*** Recorded data ***
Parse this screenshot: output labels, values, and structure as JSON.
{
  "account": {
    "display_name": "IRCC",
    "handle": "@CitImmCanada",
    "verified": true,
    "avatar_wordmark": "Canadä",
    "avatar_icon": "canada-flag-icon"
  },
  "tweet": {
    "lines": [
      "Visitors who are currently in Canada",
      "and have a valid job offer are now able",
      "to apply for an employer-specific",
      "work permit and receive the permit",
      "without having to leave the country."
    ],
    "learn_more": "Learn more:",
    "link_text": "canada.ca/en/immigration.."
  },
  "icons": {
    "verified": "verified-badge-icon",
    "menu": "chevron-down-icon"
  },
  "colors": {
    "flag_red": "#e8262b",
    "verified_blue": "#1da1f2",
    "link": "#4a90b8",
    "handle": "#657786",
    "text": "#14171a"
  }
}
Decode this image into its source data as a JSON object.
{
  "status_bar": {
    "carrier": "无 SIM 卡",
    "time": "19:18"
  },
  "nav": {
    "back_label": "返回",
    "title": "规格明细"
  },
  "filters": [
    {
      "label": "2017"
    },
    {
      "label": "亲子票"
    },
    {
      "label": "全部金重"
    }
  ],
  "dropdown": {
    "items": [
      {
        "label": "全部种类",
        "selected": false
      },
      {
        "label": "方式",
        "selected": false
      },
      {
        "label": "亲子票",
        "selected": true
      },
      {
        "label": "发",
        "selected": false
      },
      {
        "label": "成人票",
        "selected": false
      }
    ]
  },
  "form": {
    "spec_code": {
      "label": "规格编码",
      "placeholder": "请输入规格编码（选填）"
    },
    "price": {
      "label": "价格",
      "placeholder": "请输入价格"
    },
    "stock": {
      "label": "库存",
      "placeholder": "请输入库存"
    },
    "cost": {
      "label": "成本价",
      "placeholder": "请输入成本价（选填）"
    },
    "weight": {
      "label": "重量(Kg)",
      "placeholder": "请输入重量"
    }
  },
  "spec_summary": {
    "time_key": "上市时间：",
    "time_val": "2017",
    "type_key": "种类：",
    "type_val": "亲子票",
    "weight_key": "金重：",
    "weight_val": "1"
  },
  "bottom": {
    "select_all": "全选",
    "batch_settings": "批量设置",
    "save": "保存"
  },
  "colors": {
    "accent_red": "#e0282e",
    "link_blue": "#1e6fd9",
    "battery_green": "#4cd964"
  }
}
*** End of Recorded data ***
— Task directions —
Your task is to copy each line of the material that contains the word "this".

— Your response —
Parse this screenshot: output labels, values, and structure as JSON.
Decode this image into its source data as a JSON object.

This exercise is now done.